When winter storms force most small planes to land with iced-over wings, it’s time for these pilots to take off and fly straight into the storm.
The Turlock Irrigation District’s cloud seeding program, now entering its 22nd year, sees daredevil pilots fly specialized planes into the heart of violent winter storms, in hopes of creating more precipitation.
The plane is designed to fly in extreme weather, with heated props and de-icing equipment across the body. But there’s still an element of danger involved, said Turlock Irrigation District Utility Analyst Jason Carkeet.
“Usually, these guys are young with no families,” Carkeet said. “It’s kind of a cowboy thing to do.”
The plane departs from the Modesto Airport and flies through storms near Sonora, flares blazing from the wings. As wings become too icy, they avoid the storm for a brief respite, de-ice, and head back into the thick of things.
It’s those flares – like standard road flares – which do the heavy lifting of cloud seeding.
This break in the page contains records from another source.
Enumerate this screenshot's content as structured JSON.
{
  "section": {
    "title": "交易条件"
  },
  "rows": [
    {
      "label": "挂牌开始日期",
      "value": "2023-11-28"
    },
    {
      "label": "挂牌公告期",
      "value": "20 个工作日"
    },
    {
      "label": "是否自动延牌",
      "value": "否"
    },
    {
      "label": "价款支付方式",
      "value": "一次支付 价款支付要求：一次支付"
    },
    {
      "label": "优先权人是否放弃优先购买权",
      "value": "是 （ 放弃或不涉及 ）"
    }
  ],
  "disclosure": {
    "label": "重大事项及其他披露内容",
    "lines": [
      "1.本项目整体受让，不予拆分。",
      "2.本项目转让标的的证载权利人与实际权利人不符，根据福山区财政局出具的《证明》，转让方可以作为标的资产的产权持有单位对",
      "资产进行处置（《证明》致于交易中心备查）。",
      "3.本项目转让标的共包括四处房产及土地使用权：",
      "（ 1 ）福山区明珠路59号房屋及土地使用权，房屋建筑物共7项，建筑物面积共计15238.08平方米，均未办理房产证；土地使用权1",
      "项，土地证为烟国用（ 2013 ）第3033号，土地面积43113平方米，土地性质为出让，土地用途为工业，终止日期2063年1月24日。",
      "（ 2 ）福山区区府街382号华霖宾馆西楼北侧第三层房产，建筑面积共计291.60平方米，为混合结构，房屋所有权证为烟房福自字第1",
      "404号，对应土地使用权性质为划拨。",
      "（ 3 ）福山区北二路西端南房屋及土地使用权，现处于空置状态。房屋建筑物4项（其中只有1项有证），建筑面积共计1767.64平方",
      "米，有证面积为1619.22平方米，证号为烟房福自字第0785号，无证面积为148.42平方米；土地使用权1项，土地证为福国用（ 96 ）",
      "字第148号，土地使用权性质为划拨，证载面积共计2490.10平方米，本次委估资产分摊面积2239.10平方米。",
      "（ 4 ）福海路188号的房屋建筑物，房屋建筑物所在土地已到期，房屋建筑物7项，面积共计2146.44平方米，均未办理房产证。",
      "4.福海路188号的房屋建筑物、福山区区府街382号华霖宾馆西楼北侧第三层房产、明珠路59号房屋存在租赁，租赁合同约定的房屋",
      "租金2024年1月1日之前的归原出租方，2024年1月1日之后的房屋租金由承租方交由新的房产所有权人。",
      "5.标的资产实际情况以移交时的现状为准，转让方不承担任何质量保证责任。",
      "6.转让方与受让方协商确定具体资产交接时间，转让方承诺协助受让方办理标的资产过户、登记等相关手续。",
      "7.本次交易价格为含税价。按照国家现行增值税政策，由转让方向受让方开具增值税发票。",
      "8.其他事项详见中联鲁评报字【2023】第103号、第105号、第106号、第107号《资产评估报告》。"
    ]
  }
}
As flares burn, they emit an ash of silver iodide. The crystalline ash molecules bond to ambient water, creating snowflakes.
The levels of silver iodide generated by cloud seeding are extremely minimal, and not detectible in runoff without the use of advanced spectrometry equipment. The project passed state environmental review in 1990.
Cloud seeding doesn’t work just anywhere, only on so-called “super-cooled water,” which has a temperature below freezing, but is suspended as humidity in the air. The super-cooled water would otherwise remain as humidity without the cloud seeding.
“It needs something to start its crystallization process,” explained Carkeet.
Normally, this super-cooled water is not visible to the naked eye. It’s the same type of water which most often becomes visible as rime ice, those wispy, wind-swept icicles which trail off tree branches.
Cloud seeding cannot make snow from nothing. Pilots work with meteorologists to identify patches of super-cooled water using radar, and looking for signs of rime ice on other planes as a sign of good conditions.
“We’re not making a storm,” Carkeet said “We’re making a storm more efficient.”
Carkeet admits it’s difficult to quantify the exact impact of the district’s weather modification program. It’s impossible to scientifically measure; there’s no way to know exactly how much precipitation would have come from an un-seeded storm.
“It’s controversial,” Carkeet said. “A lot of people say it’s all smoke and mirrors.”
But utilities across the nation – and the world – engage in cloud seeding, saying the benefits are real.
Pacific Gas and Electric, Southern California Edison, and the Sacramento Municipal Utility District are among those seeding in California alone. Most of the Sierra Nevadas are now covered by a cloud seeding program, with some programs dating back to the 1960s.
In total, the cloud seeding program costs TID and the Modesto Irrigation District, which shares ownership of the Tuolumne River watershed, about $170,000 per year. The cloud seeding is performed by Weather Modification Inc., a Fargo, N.D. based company.
The program more than pays for itself, Carkeet said, factoring in both the additional water and the electricity production from hydrogenation at Don Pedro Reservoir.
TID studies estimate that the cloud seeding produces a 2 percent annual increase in total precipitation. That’s a conservative estimate, staff said, with some studies suggesting a 5 to 10 percent boost from cloud seeding.
In an average year, that 2 percent increase translates into 40,000 acre-feet of water produced by cloud seeding, enough to fill Turlock Lake.
Already this year, the cloud seeding program has made three flights since its Dec. 1 start. By the March 31 end, dozens of could seeding trips will have occurred.